◆ **Task objective**
Every entry must appear in the output exactly as it does here.

Collected data:
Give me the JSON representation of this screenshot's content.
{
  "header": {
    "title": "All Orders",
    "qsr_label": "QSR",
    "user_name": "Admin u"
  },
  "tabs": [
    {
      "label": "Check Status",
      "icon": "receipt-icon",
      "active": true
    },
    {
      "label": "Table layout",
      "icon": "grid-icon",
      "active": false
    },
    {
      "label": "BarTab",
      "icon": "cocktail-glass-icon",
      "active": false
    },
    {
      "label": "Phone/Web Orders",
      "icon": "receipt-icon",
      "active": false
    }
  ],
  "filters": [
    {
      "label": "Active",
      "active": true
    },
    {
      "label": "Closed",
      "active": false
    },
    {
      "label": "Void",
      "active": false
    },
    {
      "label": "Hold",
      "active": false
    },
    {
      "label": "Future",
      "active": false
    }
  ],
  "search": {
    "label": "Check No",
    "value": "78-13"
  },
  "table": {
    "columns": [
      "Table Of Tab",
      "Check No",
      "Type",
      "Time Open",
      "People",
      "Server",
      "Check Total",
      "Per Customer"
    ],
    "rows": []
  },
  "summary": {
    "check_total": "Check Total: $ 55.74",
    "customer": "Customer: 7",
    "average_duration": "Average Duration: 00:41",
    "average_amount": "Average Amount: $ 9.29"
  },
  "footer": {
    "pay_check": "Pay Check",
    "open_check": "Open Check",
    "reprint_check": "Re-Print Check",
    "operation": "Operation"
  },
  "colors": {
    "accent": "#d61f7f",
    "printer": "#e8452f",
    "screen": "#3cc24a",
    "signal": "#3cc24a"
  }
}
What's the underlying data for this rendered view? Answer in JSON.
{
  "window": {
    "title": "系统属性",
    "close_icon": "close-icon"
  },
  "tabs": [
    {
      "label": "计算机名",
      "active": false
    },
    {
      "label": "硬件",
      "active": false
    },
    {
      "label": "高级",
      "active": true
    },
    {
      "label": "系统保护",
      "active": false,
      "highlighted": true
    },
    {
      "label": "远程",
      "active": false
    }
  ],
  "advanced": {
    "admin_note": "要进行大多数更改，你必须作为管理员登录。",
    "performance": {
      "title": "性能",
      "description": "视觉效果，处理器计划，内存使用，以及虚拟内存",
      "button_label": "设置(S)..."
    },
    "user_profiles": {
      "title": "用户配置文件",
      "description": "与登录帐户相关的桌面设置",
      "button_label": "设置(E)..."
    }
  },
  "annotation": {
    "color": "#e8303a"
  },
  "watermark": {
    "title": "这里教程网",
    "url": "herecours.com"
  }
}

◆ **Task result**
Give me the JSON representation of this screenshot's content.
{
  "header": {
    "title": "All Orders",
    "qsr_label": "QSR",
    "user_name": "Admin u"
  },
  "tabs": [
    {
      "label": "Check Status",
      "icon": "receipt-icon",
      "active": true
    },
    {
      "label": "Table layout",
      "icon": "grid-icon",
      "active": false
    },
    {
      "label": "BarTab",
      "icon": "cocktail-glass-icon",
      "active": false
    },
    {
      "label": "Phone/Web Orders",
      "icon": "receipt-icon",
      "active": false
    }
  ],
  "filters": [
    {
      "label": "Active",
      "active": true
    },
    {
      "label": "Closed",
      "active": false
    },
    {
      "label": "Void",
      "active": false
    },
    {
      "label": "Hold",
      "active": false
    },
    {
      "label": "Future",
      "active": false
    }
  ],
  "search": {
    "label": "Check No",
    "value": "78-13"
  },
  "table": {
    "columns": [
      "Table Of Tab",
      "Check No",
      "Type",
      "Time Open",
      "People",
      "Server",
      "Check Total",
      "Per Customer"
    ],
    "rows": []
  },
  "summary": {
    "check_total": "Check Total: $ 55.74",
    "customer": "Customer: 7",
    "average_duration": "Average Duration: 00:41",
    "average_amount": "Average Amount: $ 9.29"
  },
  "footer": {
    "pay_check": "Pay Check",
    "open_check": "Open Check",
    "reprint_check": "Re-Print Check",
    "operation": "Operation"
  },
  "colors": {
    "accent": "#d61f7f",
    "printer": "#e8452f",
    "screen": "#3cc24a",
    "signal": "#3cc24a"
  }
}
What's the underlying data for this rendered view? Answer in JSON.
{
  "window": {
    "title": "系统属性",
    "close_icon": "close-icon"
  },
  "tabs": [
    {
      "label": "计算机名",
      "active": false
    },
    {
      "label": "硬件",
      "active": false
    },
    {
      "label": "高级",
      "active": true
    },
    {
      "label": "系统保护",
      "active": false,
      "highlighted": true
    },
    {
      "label": "远程",
      "active": false
    }
  ],
  "advanced": {
    "admin_note": "要进行大多数更改，你必须作为管理员登录。",
    "performance": {
      "title": "性能",
      "description": "视觉效果，处理器计划，内存使用，以及虚拟内存",
      "button_label": "设置(S)..."
    },
    "user_profiles": {
      "title": "用户配置文件",
      "description": "与登录帐户相关的桌面设置",
      "button_label": "设置(E)..."
    }
  },
  "annotation": {
    "color": "#e8303a"
  },
  "watermark": {
    "title": "这里教程网",
    "url": "herecours.com"
  }
}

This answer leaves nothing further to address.